- _Task_
Find and copy the lines in the records beneath this task that contain the word "Cutout".

- _Exercise data_
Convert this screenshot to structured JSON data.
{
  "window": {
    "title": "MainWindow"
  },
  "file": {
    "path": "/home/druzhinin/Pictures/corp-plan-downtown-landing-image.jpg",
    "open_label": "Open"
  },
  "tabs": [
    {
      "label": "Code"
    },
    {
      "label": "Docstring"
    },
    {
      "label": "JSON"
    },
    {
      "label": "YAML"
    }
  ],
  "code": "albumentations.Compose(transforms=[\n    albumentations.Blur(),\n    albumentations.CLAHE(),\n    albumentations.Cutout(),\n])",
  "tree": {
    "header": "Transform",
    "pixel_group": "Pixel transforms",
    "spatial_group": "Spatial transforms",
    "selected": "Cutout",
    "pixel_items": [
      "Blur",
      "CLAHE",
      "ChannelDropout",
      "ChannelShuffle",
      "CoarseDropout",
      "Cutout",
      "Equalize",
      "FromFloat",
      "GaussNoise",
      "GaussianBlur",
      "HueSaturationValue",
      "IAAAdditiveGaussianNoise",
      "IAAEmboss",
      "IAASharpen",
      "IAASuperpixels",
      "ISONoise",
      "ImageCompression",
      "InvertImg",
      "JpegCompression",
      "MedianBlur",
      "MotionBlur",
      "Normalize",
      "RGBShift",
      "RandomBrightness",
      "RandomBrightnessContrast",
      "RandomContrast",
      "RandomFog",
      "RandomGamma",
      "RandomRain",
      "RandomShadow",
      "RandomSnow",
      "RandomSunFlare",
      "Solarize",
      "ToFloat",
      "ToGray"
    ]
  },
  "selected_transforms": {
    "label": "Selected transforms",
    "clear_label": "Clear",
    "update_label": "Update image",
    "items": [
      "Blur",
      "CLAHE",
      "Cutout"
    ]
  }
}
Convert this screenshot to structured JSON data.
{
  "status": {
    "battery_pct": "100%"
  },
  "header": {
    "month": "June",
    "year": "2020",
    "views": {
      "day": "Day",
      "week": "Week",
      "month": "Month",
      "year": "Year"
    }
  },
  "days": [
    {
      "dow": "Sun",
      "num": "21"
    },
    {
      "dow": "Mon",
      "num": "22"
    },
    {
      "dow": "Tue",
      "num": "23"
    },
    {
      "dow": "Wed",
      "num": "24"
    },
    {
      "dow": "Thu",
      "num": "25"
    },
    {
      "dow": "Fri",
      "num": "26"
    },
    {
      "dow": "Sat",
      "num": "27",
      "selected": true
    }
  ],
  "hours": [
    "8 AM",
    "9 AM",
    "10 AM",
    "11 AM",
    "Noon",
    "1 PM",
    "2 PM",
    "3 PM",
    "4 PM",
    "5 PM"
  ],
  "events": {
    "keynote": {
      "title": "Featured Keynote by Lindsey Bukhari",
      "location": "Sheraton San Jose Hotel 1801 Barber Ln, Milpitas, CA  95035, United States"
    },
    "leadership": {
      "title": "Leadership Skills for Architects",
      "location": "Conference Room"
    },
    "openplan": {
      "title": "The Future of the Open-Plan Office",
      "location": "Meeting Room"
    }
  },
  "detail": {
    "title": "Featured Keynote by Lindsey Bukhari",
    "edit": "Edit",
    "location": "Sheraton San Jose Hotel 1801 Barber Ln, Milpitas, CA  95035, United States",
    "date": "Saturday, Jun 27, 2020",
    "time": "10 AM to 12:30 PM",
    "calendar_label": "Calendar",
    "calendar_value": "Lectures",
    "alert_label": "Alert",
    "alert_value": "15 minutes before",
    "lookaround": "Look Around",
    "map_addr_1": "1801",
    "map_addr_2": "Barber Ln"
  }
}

- _Answer to this task_
  "code": "albumentations.Compose(transforms=[\n    albumentations.Blur(),\n    albumentations.CLAHE(),\n    albumentations.Cutout(),\n])",
    "selected": "Cutout",
      "Cutout",
      "Cutout"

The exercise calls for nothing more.